= ACTION ITEM =
The answer must consist of every line from the data that holds the string "Management".

= ENTRIES SUPPLIED =
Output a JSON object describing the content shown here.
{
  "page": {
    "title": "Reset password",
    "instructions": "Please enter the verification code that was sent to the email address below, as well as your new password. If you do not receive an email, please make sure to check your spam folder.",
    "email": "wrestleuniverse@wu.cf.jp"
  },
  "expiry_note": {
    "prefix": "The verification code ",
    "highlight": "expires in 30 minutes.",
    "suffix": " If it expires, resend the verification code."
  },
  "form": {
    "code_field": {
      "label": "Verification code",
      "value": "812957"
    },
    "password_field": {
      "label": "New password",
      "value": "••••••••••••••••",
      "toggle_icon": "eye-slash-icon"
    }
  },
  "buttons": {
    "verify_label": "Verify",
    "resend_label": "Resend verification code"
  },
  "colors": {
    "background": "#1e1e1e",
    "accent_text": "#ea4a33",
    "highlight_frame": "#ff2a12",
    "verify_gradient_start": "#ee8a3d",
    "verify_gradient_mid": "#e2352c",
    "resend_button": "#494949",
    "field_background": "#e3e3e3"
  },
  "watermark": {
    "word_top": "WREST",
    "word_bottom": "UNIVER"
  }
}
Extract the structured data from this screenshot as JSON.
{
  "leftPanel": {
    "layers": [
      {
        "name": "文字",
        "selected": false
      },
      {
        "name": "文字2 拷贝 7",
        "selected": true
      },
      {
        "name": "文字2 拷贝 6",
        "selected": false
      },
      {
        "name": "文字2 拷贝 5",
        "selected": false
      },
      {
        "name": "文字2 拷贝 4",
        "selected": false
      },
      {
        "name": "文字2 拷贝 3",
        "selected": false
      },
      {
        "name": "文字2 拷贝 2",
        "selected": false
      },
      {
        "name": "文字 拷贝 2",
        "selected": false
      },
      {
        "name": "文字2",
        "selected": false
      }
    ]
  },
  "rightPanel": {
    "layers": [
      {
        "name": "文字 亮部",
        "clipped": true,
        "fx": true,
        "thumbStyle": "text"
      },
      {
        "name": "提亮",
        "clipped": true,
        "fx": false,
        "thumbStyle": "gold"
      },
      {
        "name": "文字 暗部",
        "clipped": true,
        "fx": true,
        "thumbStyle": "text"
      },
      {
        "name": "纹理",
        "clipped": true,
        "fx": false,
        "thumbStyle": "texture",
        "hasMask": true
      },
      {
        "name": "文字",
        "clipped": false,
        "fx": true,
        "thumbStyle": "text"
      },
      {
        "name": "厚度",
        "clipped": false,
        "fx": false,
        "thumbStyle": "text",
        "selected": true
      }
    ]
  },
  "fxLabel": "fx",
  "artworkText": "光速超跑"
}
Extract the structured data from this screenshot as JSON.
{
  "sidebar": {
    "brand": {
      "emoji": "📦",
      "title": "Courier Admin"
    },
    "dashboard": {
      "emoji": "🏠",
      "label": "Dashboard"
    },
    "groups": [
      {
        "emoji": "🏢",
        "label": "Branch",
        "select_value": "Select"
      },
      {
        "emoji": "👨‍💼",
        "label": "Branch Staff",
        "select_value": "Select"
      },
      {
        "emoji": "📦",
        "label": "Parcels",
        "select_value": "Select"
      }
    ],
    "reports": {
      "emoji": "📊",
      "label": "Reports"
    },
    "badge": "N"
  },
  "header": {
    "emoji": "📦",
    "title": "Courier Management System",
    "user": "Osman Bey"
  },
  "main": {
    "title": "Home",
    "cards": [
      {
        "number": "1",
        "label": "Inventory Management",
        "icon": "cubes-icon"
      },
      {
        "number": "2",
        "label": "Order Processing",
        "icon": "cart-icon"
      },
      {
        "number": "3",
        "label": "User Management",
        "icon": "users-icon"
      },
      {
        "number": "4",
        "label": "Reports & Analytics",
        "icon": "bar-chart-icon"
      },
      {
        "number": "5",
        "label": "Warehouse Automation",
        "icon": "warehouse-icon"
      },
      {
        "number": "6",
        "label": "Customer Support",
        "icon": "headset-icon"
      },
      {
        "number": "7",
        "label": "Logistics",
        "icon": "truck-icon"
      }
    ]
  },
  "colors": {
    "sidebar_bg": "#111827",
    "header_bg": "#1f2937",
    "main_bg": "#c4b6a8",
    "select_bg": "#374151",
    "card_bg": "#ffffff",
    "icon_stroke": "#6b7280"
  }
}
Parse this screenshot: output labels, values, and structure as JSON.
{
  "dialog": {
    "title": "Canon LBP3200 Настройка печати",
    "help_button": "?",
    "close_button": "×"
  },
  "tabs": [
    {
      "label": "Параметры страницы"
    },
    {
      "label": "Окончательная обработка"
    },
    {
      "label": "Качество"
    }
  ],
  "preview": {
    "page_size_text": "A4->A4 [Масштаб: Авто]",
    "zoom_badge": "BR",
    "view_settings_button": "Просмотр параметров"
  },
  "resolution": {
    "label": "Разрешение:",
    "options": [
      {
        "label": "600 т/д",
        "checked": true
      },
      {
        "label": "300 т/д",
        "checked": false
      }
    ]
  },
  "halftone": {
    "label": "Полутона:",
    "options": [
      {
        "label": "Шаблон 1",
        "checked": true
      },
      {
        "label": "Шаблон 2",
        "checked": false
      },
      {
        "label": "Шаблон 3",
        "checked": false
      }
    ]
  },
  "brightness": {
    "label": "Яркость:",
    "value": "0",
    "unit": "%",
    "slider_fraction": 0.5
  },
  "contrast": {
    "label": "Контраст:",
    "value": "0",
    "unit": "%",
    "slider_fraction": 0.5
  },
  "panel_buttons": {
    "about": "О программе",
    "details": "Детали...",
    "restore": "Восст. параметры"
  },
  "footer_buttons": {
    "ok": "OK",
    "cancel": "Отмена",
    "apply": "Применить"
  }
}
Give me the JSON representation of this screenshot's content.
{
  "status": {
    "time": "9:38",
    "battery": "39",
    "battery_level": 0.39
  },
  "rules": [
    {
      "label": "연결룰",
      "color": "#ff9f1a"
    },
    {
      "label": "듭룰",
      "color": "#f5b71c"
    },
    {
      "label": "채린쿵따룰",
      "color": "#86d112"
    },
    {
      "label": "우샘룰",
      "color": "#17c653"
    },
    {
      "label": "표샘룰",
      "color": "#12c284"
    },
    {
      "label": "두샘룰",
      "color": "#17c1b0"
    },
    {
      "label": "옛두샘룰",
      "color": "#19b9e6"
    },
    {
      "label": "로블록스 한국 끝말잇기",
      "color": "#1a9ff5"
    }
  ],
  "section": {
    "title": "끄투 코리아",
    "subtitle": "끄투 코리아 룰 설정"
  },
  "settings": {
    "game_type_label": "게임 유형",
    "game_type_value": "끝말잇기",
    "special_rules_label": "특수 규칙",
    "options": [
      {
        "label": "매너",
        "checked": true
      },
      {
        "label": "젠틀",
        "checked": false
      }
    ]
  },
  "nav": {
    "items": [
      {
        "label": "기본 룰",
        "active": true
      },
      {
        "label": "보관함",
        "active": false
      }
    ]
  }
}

= ANSWER FOR THE TASK =
    "title": "Courier Management System",
        "label": "Inventory Management",
        "label": "User Management",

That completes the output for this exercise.